> [DATA PROVIDED]:
»»
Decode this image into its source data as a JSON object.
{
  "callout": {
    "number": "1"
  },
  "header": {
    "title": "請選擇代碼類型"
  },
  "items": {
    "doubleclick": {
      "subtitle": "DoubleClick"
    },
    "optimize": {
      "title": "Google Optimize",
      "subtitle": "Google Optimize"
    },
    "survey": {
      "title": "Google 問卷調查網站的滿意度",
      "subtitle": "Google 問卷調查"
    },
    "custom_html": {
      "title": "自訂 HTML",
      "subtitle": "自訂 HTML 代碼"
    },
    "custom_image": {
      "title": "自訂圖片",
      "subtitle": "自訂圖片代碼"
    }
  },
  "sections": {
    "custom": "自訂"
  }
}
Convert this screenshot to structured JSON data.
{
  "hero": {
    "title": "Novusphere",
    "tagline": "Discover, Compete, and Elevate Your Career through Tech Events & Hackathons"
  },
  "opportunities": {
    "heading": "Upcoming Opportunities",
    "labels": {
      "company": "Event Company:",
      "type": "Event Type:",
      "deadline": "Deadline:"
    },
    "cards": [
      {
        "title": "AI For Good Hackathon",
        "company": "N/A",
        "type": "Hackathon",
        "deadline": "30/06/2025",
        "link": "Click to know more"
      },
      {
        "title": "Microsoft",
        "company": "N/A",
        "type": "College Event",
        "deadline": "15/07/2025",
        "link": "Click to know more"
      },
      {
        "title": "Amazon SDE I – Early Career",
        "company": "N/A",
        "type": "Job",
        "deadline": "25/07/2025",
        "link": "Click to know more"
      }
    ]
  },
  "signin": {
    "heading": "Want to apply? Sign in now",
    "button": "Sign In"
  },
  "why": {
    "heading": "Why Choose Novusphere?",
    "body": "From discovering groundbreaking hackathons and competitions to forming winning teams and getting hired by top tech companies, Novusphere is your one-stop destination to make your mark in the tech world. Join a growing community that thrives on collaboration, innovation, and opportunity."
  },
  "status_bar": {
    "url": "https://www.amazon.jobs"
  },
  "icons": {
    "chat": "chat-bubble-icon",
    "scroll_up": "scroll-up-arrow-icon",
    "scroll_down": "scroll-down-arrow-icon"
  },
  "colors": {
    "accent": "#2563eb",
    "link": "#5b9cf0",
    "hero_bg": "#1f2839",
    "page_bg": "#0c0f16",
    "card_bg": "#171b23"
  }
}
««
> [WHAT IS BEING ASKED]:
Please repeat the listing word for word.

> [RESPONSE]:
Decode this image into its source data as a JSON object.
{
  "callout": {
    "number": "1"
  },
  "header": {
    "title": "請選擇代碼類型"
  },
  "items": {
    "doubleclick": {
      "subtitle": "DoubleClick"
    },
    "optimize": {
      "title": "Google Optimize",
      "subtitle": "Google Optimize"
    },
    "survey": {
      "title": "Google 問卷調查網站的滿意度",
      "subtitle": "Google 問卷調查"
    },
    "custom_html": {
      "title": "自訂 HTML",
      "subtitle": "自訂 HTML 代碼"
    },
    "custom_image": {
      "title": "自訂圖片",
      "subtitle": "自訂圖片代碼"
    }
  },
  "sections": {
    "custom": "自訂"
  }
}
Convert this screenshot to structured JSON data.
{
  "hero": {
    "title": "Novusphere",
    "tagline": "Discover, Compete, and Elevate Your Career through Tech Events & Hackathons"
  },
  "opportunities": {
    "heading": "Upcoming Opportunities",
    "labels": {
      "company": "Event Company:",
      "type": "Event Type:",
      "deadline": "Deadline:"
    },
    "cards": [
      {
        "title": "AI For Good Hackathon",
        "company": "N/A",
        "type": "Hackathon",
        "deadline": "30/06/2025",
        "link": "Click to know more"
      },
      {
        "title": "Microsoft",
        "company": "N/A",
        "type": "College Event",
        "deadline": "15/07/2025",
        "link": "Click to know more"
      },
      {
        "title": "Amazon SDE I – Early Career",
        "company": "N/A",
        "type": "Job",
        "deadline": "25/07/2025",
        "link": "Click to know more"
      }
    ]
  },
  "signin": {
    "heading": "Want to apply? Sign in now",
    "button": "Sign In"
  },
  "why": {
    "heading": "Why Choose Novusphere?",
    "body": "From discovering groundbreaking hackathons and competitions to forming winning teams and getting hired by top tech companies, Novusphere is your one-stop destination to make your mark in the tech world. Join a growing community that thrives on collaboration, innovation, and opportunity."
  },
  "status_bar": {
    "url": "https://www.amazon.jobs"
  },
  "icons": {
    "chat": "chat-bubble-icon",
    "scroll_up": "scroll-up-arrow-icon",
    "scroll_down": "scroll-down-arrow-icon"
  },
  "colors": {
    "accent": "#2563eb",
    "link": "#5b9cf0",
    "hero_bg": "#1f2839",
    "page_bg": "#0c0f16",
    "card_bg": "#171b23"
  }
}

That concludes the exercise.